  • Piotr Leszczyński Department of Rheumatology and Osteoporosis, Jozef Strus Municipal Hospital in Poznan, Poland Department of Rheumatology and Rehabilitation, Poznan University of Medical Sciences, Poland
Keywords: infections, progressive systemic sclerosis, cyclophosphamide treatment

Abstract

Aim. Assessment of infections prevalence rate, type and severity in patients diagnosed with progressive systemic sclerosis (PSS), treated with cyclophosphamide (CTX), during 12 months of observations. Material and methods. A retrospective analysis of mild, moderate and severe infections in 17 women with a mean age of 58.8 ± 10.0, based on an interview, physical examination, additional tests, and available medical records. Results. 46 various infections were diagnosed in the analysed group of patients. 32 (69.6%) infections involved the respiratory system, and 14 (30.4%) infections concerned the urinary tract. The average frequency per one patient was 2.7 ± 3.5 (median: 2) events during 12 months of observations. The majority of infections, 60.9 % (n = 28), were mild ones of slight intensity, and 37.0% (n = 17) were moderate ones. Only one person (2.2% of all infections) had a severe infection requiring hospitalisation.Conclusions. In the studied group the infection prevalence rate was comparable to that in a healthy population. The majority of infections were mild and involved the respiratory system.

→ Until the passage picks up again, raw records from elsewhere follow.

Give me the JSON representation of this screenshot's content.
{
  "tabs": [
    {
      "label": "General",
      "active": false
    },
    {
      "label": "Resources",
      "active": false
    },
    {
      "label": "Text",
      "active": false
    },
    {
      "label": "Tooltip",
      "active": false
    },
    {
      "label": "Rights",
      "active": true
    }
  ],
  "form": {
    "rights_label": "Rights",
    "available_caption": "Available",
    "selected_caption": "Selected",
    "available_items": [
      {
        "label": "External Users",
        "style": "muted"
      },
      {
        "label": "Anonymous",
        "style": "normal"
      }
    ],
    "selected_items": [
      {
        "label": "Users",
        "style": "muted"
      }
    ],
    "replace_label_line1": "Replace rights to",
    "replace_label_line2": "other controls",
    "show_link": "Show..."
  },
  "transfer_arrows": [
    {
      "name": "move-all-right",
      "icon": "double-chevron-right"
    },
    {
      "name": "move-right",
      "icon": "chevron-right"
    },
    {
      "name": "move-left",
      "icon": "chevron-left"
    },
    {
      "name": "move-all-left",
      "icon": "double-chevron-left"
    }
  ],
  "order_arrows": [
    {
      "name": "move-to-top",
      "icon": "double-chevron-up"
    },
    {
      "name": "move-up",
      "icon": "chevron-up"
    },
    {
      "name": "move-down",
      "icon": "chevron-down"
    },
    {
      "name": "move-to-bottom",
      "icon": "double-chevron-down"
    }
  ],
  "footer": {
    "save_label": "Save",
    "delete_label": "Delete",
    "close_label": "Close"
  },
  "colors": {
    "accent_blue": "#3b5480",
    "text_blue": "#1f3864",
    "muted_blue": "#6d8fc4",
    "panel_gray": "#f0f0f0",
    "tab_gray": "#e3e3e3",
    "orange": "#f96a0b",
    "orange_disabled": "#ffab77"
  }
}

Basis of conducted analysis 12 months intravenous administration of CTX is not a factor significantly increasing a risk of severe infections in the studied group of patients. In PSS patients CTX pulse therapy is relatively safe, as it does not cause severe infections requiring hospitalisation